This decision to make the concert available to a wider audience was preceded by criticism over the difficulty and cost of obtaining tickets to the tour. A movie ticket, which usually costs no more than $20, seems like a no-brainer to the hardcore Swifties and to the pop star's more casual fans. 

Whichever group you might identify with, Swift fully intended the film to replicate the concert experience for audience members, telling fans during her announcement on social media, “Eras attire, friendship bracelets, singing and dancing encouraged.” This encouragement has generated a more collective viewing by fans, which is supported by the community of followers that Swift has garnered. 

However, even moreso than the movie encapsulates the concert experience, it somehow sets up a more intimate connection between Swift and the audience as a whole. The film features close-ups of the performer and clips of fans from the LA crowds, which I can proudly say I was a member of (yes, I saw myself in the audience). 

Song selection was another aspect debated when the concert-to-film adaptation was announced. The film excluded “The Archer,” “no body, no crime,” “‘tis the damn season," “Long Live,” “cardigan” and “Wildest Dreams,” which sparked outrage from some fans. However, the surprise songs chosen, “Our Song” and “You’re on Your Own, Kid,” were met with resounding support. 

The film masterfully interweaves elements of film and the concert performance with different transitions between eras and nights of the concert, using film techniques, camera angles and graphic titles that welcome the audience into each era. 

Seeing the event on a movie screen shows just how much of a performance and spectacle the concert was. Swift is depicted with the bedazzled outfits and musical instruments that we have come to expect from her.
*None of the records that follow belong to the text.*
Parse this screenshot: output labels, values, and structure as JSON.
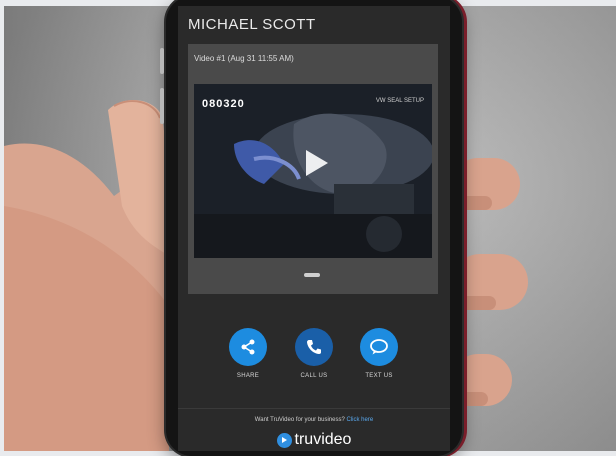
{
  "header": {
    "name": "MICHAEL SCOTT"
  },
  "video_card": {
    "meta": "Video #1 (Aug 31 11:55 AM)",
    "code": "080320",
    "tag": "VW SEAL SETUP"
  },
  "actions": [
    {
      "label": "SHARE",
      "icon": "share-icon"
    },
    {
      "label": "CALL US",
      "icon": "phone-icon"
    },
    {
      "label": "TEXT US",
      "icon": "chat-icon"
    }
  ],
  "footer": {
    "promo_text": "Want TruVideo for your business?",
    "promo_link": "Click here",
    "brand": "truvideo"
  },
  "colors": {
    "accent": "#1d8ce0",
    "screen_bg": "#2a2a2a",
    "card_bg": "#4a4a4a"
  }
}
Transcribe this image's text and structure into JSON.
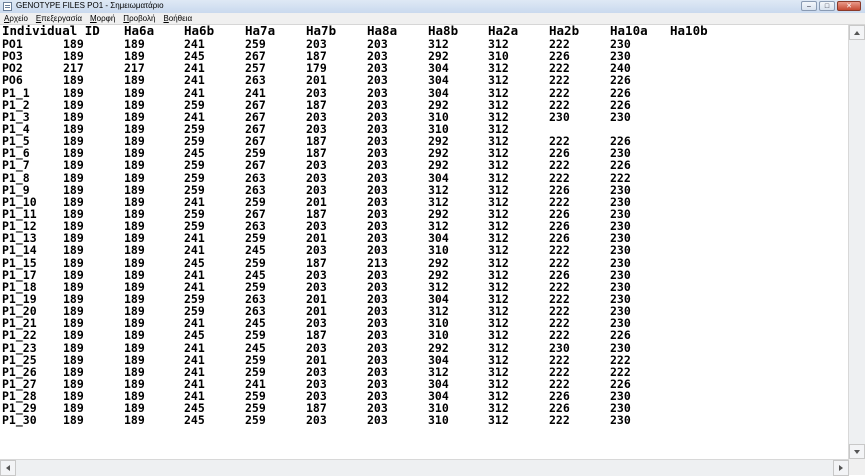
{
  "window": {
    "title": "GENOTYPE FILES PO1 - Σημειωματάριο",
    "buttons": {
      "minimize": "–",
      "maximize": "□",
      "close": "✕"
    }
  },
  "menu": [
    {
      "u": "Α",
      "rest": "ρχείο"
    },
    {
      "u": "Ε",
      "rest": "πεξεργασία"
    },
    {
      "u": "Μ",
      "rest": "ορφή"
    },
    {
      "u": "Π",
      "rest": "ροβολή"
    },
    {
      "u": "Β",
      "rest": "οήθεια"
    }
  ],
  "table": {
    "headers": [
      "Individual ID",
      "Ha6a",
      "Ha6b",
      "Ha7a",
      "Ha7b",
      "Ha8a",
      "Ha8b",
      "Ha2a",
      "Ha2b",
      "Ha10a",
      "Ha10b"
    ],
    "rows": [
      [
        "PO1",
        "189",
        "189",
        "241",
        "259",
        "203",
        "203",
        "312",
        "312",
        "222",
        "230"
      ],
      [
        "PO3",
        "189",
        "189",
        "245",
        "267",
        "187",
        "203",
        "292",
        "310",
        "226",
        "230"
      ],
      [
        "PO2",
        "217",
        "217",
        "241",
        "257",
        "179",
        "203",
        "304",
        "312",
        "222",
        "240"
      ],
      [
        "PO6",
        "189",
        "189",
        "241",
        "263",
        "201",
        "203",
        "304",
        "312",
        "222",
        "226"
      ],
      [
        "P1_1",
        "189",
        "189",
        "241",
        "241",
        "203",
        "203",
        "304",
        "312",
        "222",
        "226"
      ],
      [
        "P1_2",
        "189",
        "189",
        "259",
        "267",
        "187",
        "203",
        "292",
        "312",
        "222",
        "226"
      ],
      [
        "P1_3",
        "189",
        "189",
        "241",
        "267",
        "203",
        "203",
        "310",
        "312",
        "230",
        "230"
      ],
      [
        "P1_4",
        "189",
        "189",
        "259",
        "267",
        "203",
        "203",
        "310",
        "312",
        "",
        ""
      ],
      [
        "P1_5",
        "189",
        "189",
        "259",
        "267",
        "187",
        "203",
        "292",
        "312",
        "222",
        "226"
      ],
      [
        "P1_6",
        "189",
        "189",
        "245",
        "259",
        "187",
        "203",
        "292",
        "312",
        "226",
        "230"
      ],
      [
        "P1_7",
        "189",
        "189",
        "259",
        "267",
        "203",
        "203",
        "292",
        "312",
        "222",
        "226"
      ],
      [
        "P1_8",
        "189",
        "189",
        "259",
        "263",
        "203",
        "203",
        "304",
        "312",
        "222",
        "222"
      ],
      [
        "P1_9",
        "189",
        "189",
        "259",
        "263",
        "203",
        "203",
        "312",
        "312",
        "226",
        "230"
      ],
      [
        "P1_10",
        "189",
        "189",
        "241",
        "259",
        "201",
        "203",
        "312",
        "312",
        "222",
        "230"
      ],
      [
        "P1_11",
        "189",
        "189",
        "259",
        "267",
        "187",
        "203",
        "292",
        "312",
        "226",
        "230"
      ],
      [
        "P1_12",
        "189",
        "189",
        "259",
        "263",
        "203",
        "203",
        "312",
        "312",
        "226",
        "230"
      ],
      [
        "P1_13",
        "189",
        "189",
        "241",
        "259",
        "201",
        "203",
        "304",
        "312",
        "226",
        "230"
      ],
      [
        "P1_14",
        "189",
        "189",
        "241",
        "245",
        "203",
        "203",
        "310",
        "312",
        "222",
        "230"
      ],
      [
        "P1_15",
        "189",
        "189",
        "245",
        "259",
        "187",
        "213",
        "292",
        "312",
        "222",
        "230"
      ],
      [
        "P1_17",
        "189",
        "189",
        "241",
        "245",
        "203",
        "203",
        "292",
        "312",
        "226",
        "230"
      ],
      [
        "P1_18",
        "189",
        "189",
        "241",
        "259",
        "203",
        "203",
        "312",
        "312",
        "222",
        "230"
      ],
      [
        "P1_19",
        "189",
        "189",
        "259",
        "263",
        "201",
        "203",
        "304",
        "312",
        "222",
        "230"
      ],
      [
        "P1_20",
        "189",
        "189",
        "259",
        "263",
        "201",
        "203",
        "312",
        "312",
        "222",
        "230"
      ],
      [
        "P1_21",
        "189",
        "189",
        "241",
        "245",
        "203",
        "203",
        "310",
        "312",
        "222",
        "230"
      ],
      [
        "P1_22",
        "189",
        "189",
        "245",
        "259",
        "187",
        "203",
        "310",
        "312",
        "222",
        "226"
      ],
      [
        "P1_23",
        "189",
        "189",
        "241",
        "245",
        "203",
        "203",
        "292",
        "312",
        "230",
        "230"
      ],
      [
        "P1_25",
        "189",
        "189",
        "241",
        "259",
        "201",
        "203",
        "304",
        "312",
        "222",
        "222"
      ],
      [
        "P1_26",
        "189",
        "189",
        "241",
        "259",
        "203",
        "203",
        "312",
        "312",
        "222",
        "222"
      ],
      [
        "P1_27",
        "189",
        "189",
        "241",
        "241",
        "203",
        "203",
        "304",
        "312",
        "222",
        "226"
      ],
      [
        "P1_28",
        "189",
        "189",
        "241",
        "259",
        "203",
        "203",
        "304",
        "312",
        "226",
        "230"
      ],
      [
        "P1_29",
        "189",
        "189",
        "245",
        "259",
        "187",
        "203",
        "310",
        "312",
        "226",
        "230"
      ],
      [
        "P1_30",
        "189",
        "189",
        "245",
        "259",
        "203",
        "203",
        "310",
        "312",
        "222",
        "230"
      ]
    ]
  }
}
But, in this tour specifically, the set design, choreography and graphics highlight her storytelling ability. For example, look to empowering performances like “The Man,” in which Swift puts on a sparkly blazer and kicks her feet up while sitting on a desk, or her sorrowful presentation of “tolerate it,” as she uses a massive dining table in the center of the stage to set the scene. 

Whichever persona she dons, nothing is more evident in the film than the light-hearted playfulness she exhibits throughout the show. When announcing the movie, Swift said, “The Eras Tour has been the most meaningful, electric experience of my life so far.” That electricity is overwhelmingly abundant in the movie. 

Whatever your personal feelings on Taylor Swift, the newest addition to her portfolio of cinematic performances and the nearly $5 billion generated by The Eras Tour are a reminder to the world that the star is as much of a force in the music industry and beyond as ever.